Europe’s richest man and a Russian oligarch are being investigated for alleged money laundering at an Alpine resort known as a playground for the super-rich.
Bernard Arnault is suspected of lending Nickolai Sarkisov, a Russian insurance billionaire of Armenian origin, nearly £16 million for an elaborate real estate fraud that is alleged to have made Mr Sarkisov more than £1.7 million.
The figures may seem paltry for the two tycoons, in particular for Mr Arnault, 74, the “Pope of luxury” whose personal fortune is $189bn, according to Forbes, making him currently the world’s second richest man behind Elon Musk.
Mr Sarkisov, 55, who with his brother Sergei has a controlling stake in insurance company RESO-Garantiya, had a personal wealth of $1.1bn in 2014, according to Forbes, before dropping off the billionaires list.
Yet the revelations are a source of embarrassment at the very least for Mr Arnault, who is at the helm of the largest luxury goods company in the world, with a market capitalisation of €407bn. LVMH’s portfolio of 75 fashion and cosmetic brands encompasses iconic handbag makers Louis Vuitton, jewellery brand Tiffany’s, suitcase line Rimowa and champagne maker Moet & Chandon.
Both men share a love for Courchevel, or “Courchevelovo” as the Russians call the resort housing the largest ski area in the world and where a bottle of Petrus wine or Rémy Martin cognac is on the menu for around €10,000.
Mr Arnault learned to ski there as a child and owns two hotels there, Cheval Blanc and White 1921. Mr Sarkisov is a major investor in the resort - he has pumped €50m into properties including four hotels - and his partner, celebrity influencer Ilona Kotelynkh has often been among the Moscow social set gracing its slopes.
According to Le Monde, Mr Sarkisov bought 14 apartments in Courchevel from a single seller in 2018 for £13.8 million, in a complex deal involving companies based in France, Luxembourg and Cyprus.
Although he is believed to be the buyer, the Russian billionaire’s name does not appear on the books of the company carrying out the purchase.
The company, called La Fleche, is believed to have bought three more real estate units from a second company which, it turns out, also belonged to Mr Sarkisov.
The sale of the real estate to himself allowed the Russian to pocket a capital gain of just over £1 million, according to Le Monde.
Mr Arnault is suspected to have lent €18.3 million (£15.8m) to Mr Sarkisov for the deal before acquiring La Fleche and effectively becoming the owner of the real estate portfolio.

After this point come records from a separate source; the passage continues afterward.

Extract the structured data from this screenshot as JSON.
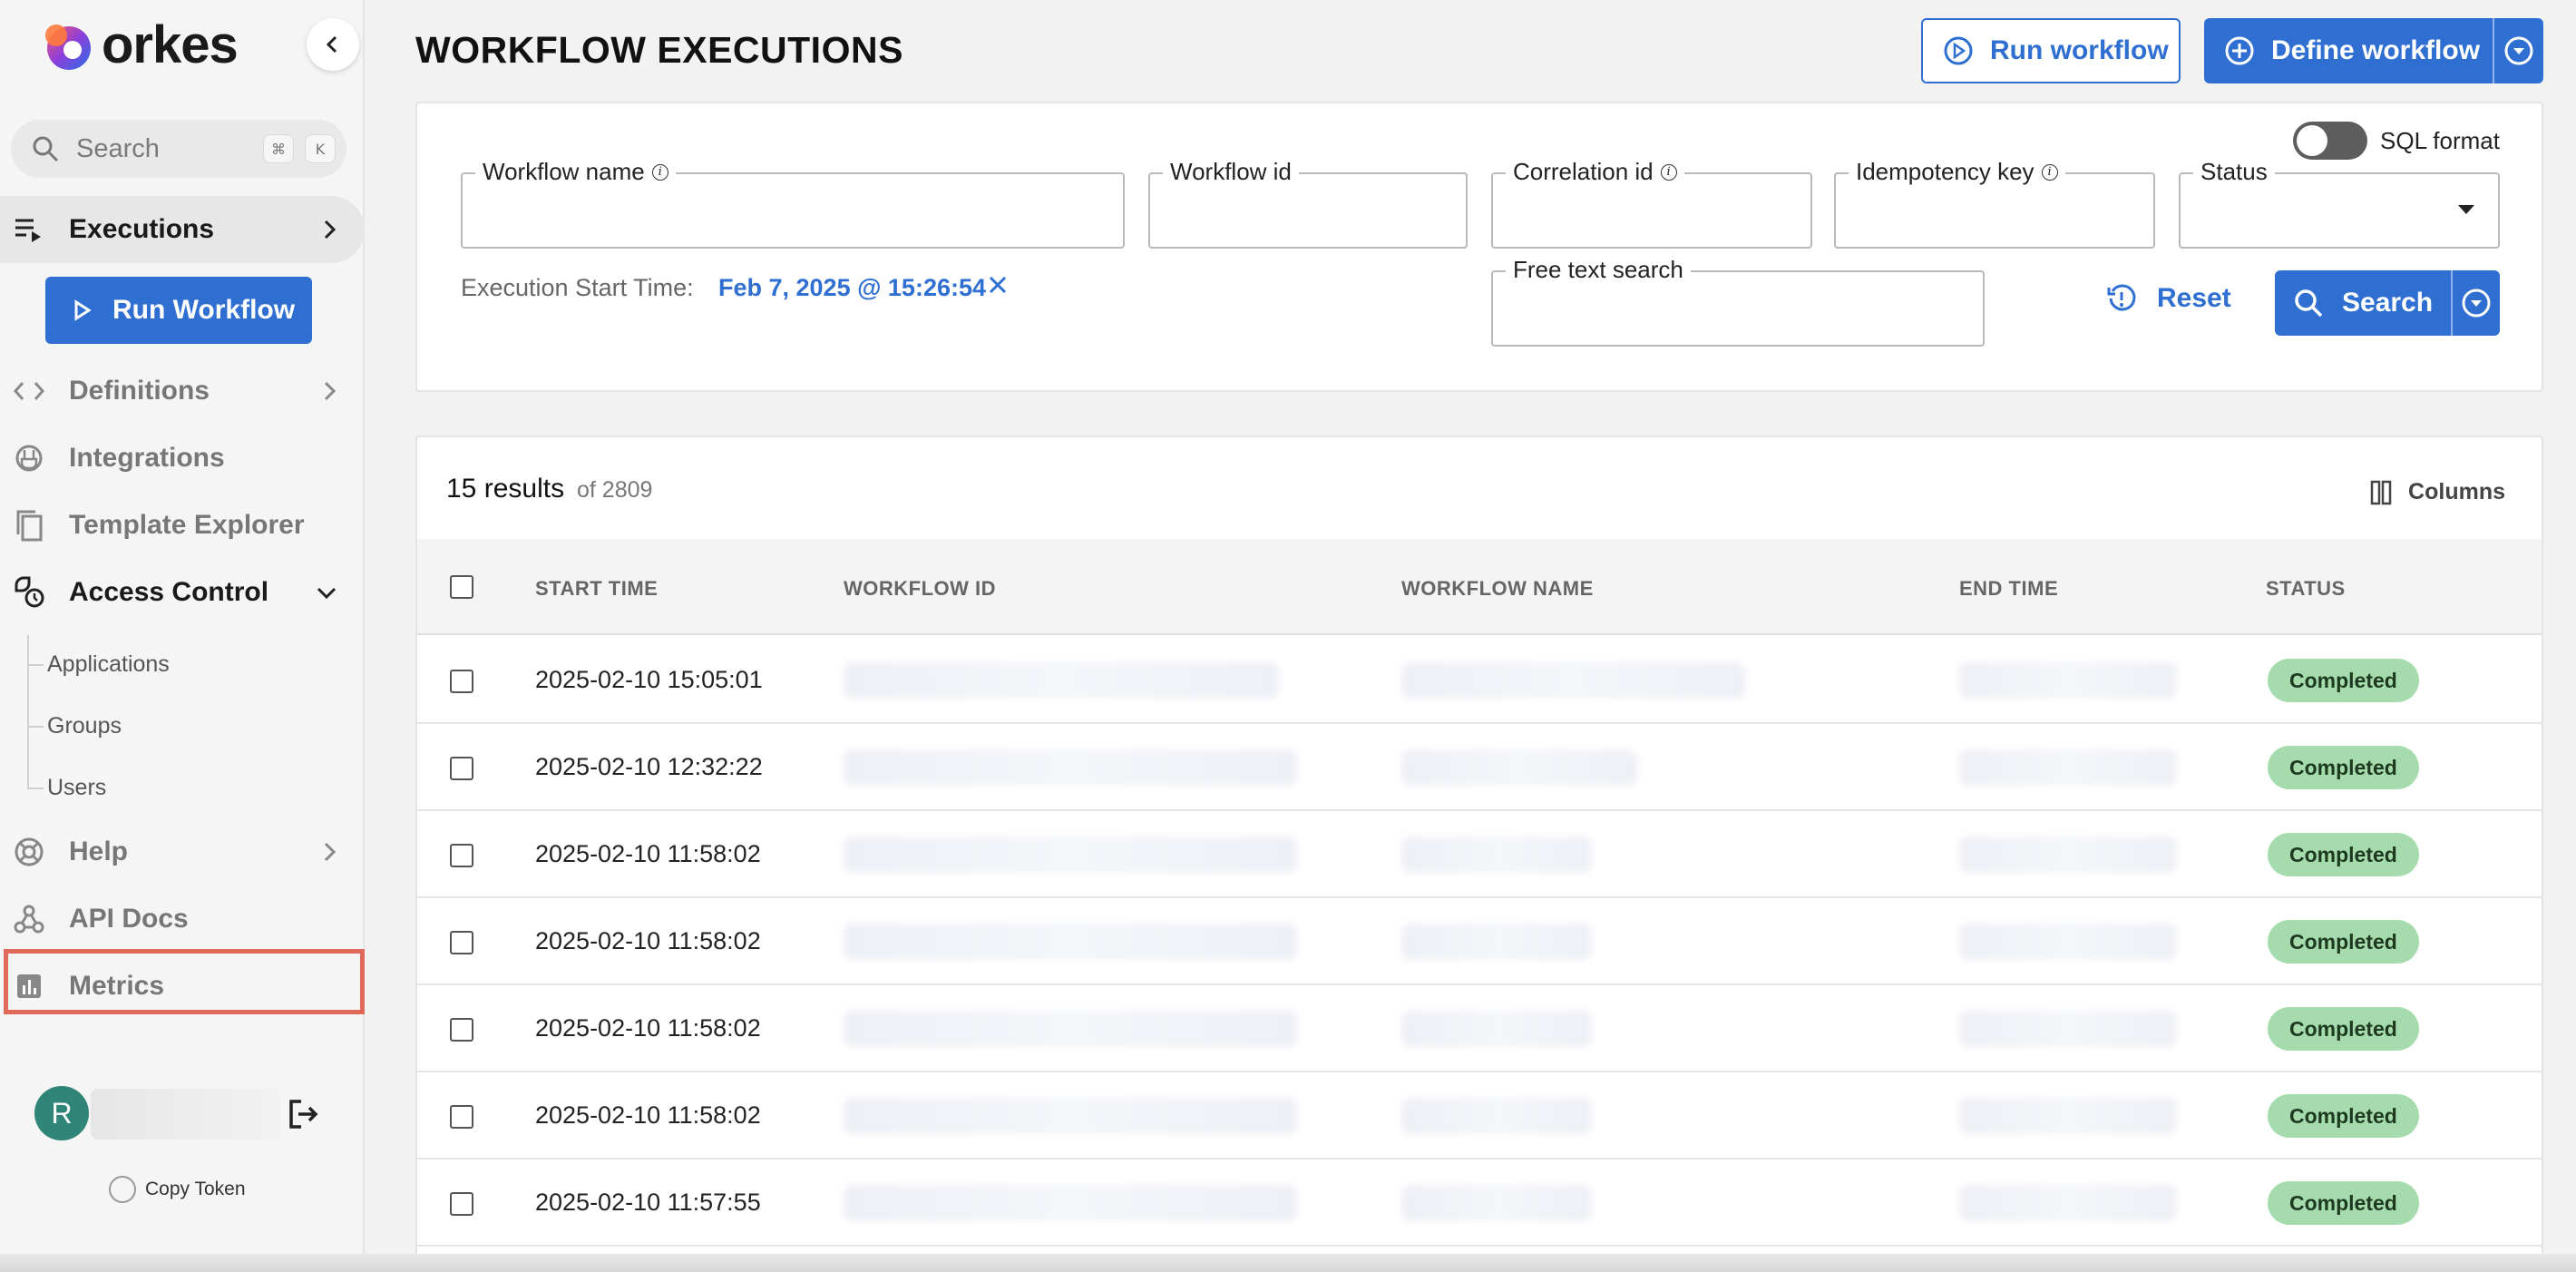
{
  "brand": {
    "name": "orkes"
  },
  "sidebar": {
    "search_label": "Search",
    "search_shortcut": [
      "⌘",
      "K"
    ],
    "executions_label": "Executions",
    "run_workflow_label": "Run Workflow",
    "definitions_label": "Definitions",
    "integrations_label": "Integrations",
    "template_explorer_label": "Template Explorer",
    "access_control_label": "Access Control",
    "access_control_items": [
      "Applications",
      "Groups",
      "Users"
    ],
    "help_label": "Help",
    "api_docs_label": "API Docs",
    "metrics_label": "Metrics",
    "user_initial": "R",
    "copy_token_label": "Copy Token"
  },
  "header": {
    "title": "WORKFLOW EXECUTIONS",
    "run_workflow_label": "Run workflow",
    "define_workflow_label": "Define workflow"
  },
  "filters": {
    "sql_format_label": "SQL format",
    "workflow_name_label": "Workflow name",
    "workflow_id_label": "Workflow id",
    "correlation_id_label": "Correlation id",
    "idempotency_key_label": "Idempotency key",
    "status_label": "Status",
    "free_text_label": "Free text search",
    "execution_start_label": "Execution Start Time:",
    "execution_start_value": "Feb 7, 2025 @ 15:26:54",
    "reset_label": "Reset",
    "search_label": "Search"
  },
  "results": {
    "count_label": "15 results",
    "of_label": "of 2809",
    "columns_label": "Columns",
    "headers": [
      "START TIME",
      "WORKFLOW ID",
      "WORKFLOW NAME",
      "END TIME",
      "STATUS"
    ],
    "rows": [
      {
        "start_time": "2025-02-10 15:05:01",
        "status": "Completed"
      },
      {
        "start_time": "2025-02-10 12:32:22",
        "status": "Completed"
      },
      {
        "start_time": "2025-02-10 11:58:02",
        "status": "Completed"
      },
      {
        "start_time": "2025-02-10 11:58:02",
        "status": "Completed"
      },
      {
        "start_time": "2025-02-10 11:58:02",
        "status": "Completed"
      },
      {
        "start_time": "2025-02-10 11:58:02",
        "status": "Completed"
      },
      {
        "start_time": "2025-02-10 11:57:55",
        "status": "Completed"
      }
    ]
  },
  "colors": {
    "accent": "#2f6fd2",
    "completed_badge": "#a6dbad",
    "highlight": "#e06a5a"
  }
}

The ownership change could have been designed “to hide the exact origin of the funds”, Le Monde quoted a Tracfin document as saying, as well as the identity of the “ultimate beneficiary”.
Investigators believe Sarkisov made €2m from the operation, but they were still in the dark as to how much he had paid for the loan.
Preliminary investigations in France do not necessarily imply wrongdoing by those concerned. Tracfin, the French economy ministry’s financial intelligence unit, is leading the probe, but has not determined if a crime has been committed, said a source close to the investigation.
A LVMH spokesman told Le Monde that the deal had been “carried out with the strictest observance of the law” and was part of an operation to buy a building as an extension to Mr Arnault’s Cheval blanc hotel
Mr Sarkisov’s entourage told the paper that the capital gain was “just a few hundred of thousands of euros”, that the Russian had not been involved personally, and that he had “never met Mr Arnault”.
He made money because he had taken a “risk” in buying out individual owners of the building. Once completed, its overall value increased and thus he recouped a cut of the added value, they told Le Monde.
Long a hangout for Russian oligarchs - Vladimir Putin was said to be on its slopes in 1999 when he got the call from Boris Yeltsin to come and run the country - Courchevel has seen the usual Moscow crowd largely vanish since the invasion of Ukraine and European sanctions that ensued.
This is not the first time Mr Sarkisov - who owns an estimated €200m in property in France, including villas in Paris and Saint Tropez - has been hit by controversy in the country.
French prosecutors are currently investigating the Sarkisov brothers’ role in an alleged influence-peddling probe against former president Nicolas Sarkozy.
Judges are seeking to clarify why the brothers’ insurance firm chose to pay Mr Sarkozy €3 million in 2019 as an advisor.
They want to verify whether the former head of state - who has already been convicted of corruption - only acted as a consultant, which would be perfectly legal, “or if he engaged in potentially criminal lobbying activities on behalf of the Russian oligarchs”, according to Mediapart.